Baitong incense clock
China, 19th century
A baitong copper banded incense clock of square format, retaining its original miniature shovel, cutting blade and stamping tool. The top tier is fitted with a lid that is pierced with four stylized characters, reading Yan Nian Yi Shou, meaning “to have a long life” or “longevity”, surrounded by T-shaped frets. It is inset with a removable tray, used to outline the pattern of the incense powder in the sand. The bottom tier stores a miniature shovel, a square stamping tool and a shaped cutting device. The base is stamped with two hallmarks, respectively reading Yun Bai (cloudy white) and Zhang Mingqi (a Chinese name).

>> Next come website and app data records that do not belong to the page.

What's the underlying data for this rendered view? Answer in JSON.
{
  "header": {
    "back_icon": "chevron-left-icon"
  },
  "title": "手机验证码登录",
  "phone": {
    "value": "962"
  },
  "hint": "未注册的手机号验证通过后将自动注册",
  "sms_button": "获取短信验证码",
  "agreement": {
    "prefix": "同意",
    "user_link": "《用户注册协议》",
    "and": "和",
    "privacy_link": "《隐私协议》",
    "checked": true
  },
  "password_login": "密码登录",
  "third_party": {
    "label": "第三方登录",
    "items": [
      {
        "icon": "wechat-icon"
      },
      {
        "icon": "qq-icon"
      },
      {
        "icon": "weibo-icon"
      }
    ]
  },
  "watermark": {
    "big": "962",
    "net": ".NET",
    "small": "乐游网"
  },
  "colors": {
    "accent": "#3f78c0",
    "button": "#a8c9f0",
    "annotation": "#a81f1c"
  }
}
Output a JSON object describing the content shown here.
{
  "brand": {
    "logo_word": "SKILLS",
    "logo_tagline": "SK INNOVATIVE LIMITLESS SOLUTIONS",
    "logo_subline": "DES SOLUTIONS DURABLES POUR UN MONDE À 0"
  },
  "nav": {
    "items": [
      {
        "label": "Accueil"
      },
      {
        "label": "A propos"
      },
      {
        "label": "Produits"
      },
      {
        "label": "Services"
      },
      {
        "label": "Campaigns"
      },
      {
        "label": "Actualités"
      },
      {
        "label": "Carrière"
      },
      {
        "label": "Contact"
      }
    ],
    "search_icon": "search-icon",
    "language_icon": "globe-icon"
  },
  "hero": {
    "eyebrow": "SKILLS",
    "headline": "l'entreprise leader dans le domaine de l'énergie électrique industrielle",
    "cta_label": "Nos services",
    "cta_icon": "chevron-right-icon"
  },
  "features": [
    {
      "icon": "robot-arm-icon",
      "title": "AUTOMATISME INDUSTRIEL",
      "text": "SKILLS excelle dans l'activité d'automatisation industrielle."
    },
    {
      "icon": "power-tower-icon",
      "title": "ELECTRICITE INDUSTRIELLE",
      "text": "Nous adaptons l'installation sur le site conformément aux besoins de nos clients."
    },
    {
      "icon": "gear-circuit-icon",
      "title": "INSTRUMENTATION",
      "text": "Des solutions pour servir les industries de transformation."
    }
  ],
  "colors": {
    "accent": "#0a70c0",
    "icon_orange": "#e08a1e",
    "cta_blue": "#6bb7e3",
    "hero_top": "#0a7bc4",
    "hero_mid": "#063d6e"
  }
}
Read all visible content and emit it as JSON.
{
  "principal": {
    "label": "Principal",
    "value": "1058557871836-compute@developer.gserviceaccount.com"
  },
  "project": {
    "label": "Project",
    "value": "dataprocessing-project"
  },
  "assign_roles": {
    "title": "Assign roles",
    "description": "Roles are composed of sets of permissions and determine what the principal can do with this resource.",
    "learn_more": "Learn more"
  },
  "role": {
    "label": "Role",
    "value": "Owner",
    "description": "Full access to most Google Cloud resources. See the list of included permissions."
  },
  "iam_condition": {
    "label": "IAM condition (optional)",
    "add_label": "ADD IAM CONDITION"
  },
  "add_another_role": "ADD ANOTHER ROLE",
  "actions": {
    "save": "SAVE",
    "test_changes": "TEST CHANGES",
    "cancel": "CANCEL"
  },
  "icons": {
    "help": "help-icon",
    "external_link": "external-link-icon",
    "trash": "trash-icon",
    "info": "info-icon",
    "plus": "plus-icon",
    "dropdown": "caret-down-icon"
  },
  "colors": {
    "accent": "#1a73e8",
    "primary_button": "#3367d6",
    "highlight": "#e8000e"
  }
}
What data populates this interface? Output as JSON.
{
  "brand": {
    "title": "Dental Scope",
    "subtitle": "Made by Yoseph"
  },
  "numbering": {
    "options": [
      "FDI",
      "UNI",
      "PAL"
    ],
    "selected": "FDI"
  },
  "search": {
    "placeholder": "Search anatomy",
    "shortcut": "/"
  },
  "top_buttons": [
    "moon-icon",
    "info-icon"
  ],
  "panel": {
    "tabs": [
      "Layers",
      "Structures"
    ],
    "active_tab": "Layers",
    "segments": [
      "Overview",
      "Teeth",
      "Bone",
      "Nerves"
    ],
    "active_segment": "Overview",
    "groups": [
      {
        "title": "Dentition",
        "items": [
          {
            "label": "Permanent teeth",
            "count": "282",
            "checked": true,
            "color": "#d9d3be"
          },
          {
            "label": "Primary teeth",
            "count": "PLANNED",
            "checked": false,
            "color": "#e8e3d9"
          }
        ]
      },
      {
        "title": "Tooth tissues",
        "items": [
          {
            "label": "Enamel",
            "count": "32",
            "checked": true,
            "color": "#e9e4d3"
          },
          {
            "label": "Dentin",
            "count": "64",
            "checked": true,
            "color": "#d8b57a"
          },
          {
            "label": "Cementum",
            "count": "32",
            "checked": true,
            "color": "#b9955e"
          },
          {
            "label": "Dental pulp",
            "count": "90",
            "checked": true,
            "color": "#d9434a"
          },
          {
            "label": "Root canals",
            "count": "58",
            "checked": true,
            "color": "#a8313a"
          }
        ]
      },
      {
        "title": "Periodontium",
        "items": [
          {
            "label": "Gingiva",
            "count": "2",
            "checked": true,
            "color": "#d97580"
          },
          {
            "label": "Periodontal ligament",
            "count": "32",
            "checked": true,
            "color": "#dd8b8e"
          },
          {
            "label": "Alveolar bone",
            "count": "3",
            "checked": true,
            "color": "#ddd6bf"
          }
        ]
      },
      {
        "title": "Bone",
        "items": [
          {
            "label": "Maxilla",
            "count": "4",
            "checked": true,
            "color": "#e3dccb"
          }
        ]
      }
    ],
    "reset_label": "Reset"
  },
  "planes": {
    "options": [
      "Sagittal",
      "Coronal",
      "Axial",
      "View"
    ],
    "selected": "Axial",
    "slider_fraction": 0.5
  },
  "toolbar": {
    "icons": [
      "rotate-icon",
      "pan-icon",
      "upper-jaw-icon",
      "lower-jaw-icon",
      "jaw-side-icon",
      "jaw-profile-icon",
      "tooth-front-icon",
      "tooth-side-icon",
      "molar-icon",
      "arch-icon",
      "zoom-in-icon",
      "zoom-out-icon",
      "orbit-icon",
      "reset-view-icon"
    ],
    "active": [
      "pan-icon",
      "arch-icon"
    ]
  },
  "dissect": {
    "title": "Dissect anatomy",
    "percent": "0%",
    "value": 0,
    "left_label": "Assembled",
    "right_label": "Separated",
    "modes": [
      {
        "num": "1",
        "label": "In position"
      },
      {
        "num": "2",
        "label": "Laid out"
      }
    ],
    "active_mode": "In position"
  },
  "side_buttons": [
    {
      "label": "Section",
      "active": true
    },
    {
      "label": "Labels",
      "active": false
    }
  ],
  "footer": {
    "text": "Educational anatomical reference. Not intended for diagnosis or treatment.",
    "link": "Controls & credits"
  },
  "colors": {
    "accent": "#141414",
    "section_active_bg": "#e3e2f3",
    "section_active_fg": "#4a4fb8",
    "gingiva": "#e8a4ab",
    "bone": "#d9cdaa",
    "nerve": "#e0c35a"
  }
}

Baitong was first known and used in China during the Qing dynasty. It became known in the West from imported wares called baitong (Mandarin) or paktong (Cantonese) (literally “white copper”), for which the silvery metal colour was used to imitate sterling silver. Chinese incense clocks have practical, recreational and religious uses. Practically, a clock needs to be able to tell the time. This can be done through sound, sight, touch or smell. There are early records of incense clocks being used in China from 1073 AD, where a severe drought in the countryside caused many municipal clepsydrae to stop working. Recreationally, powdered incense clocks were mainly used in China as personalised and portable time-keeping devices for homes. Metals such as nickel, silver and pewter were lighter and smaller than their wood and stone predecessors and therefore became a popular gift used by Chinese scholars and intellectuals. Incense seals, sticks and spirals were also used for religious time telling, keeping the time during festivals and important rituals. The second mark on the base, Zhang Mingqi, was probably the reciever of the gift, or he was the patron.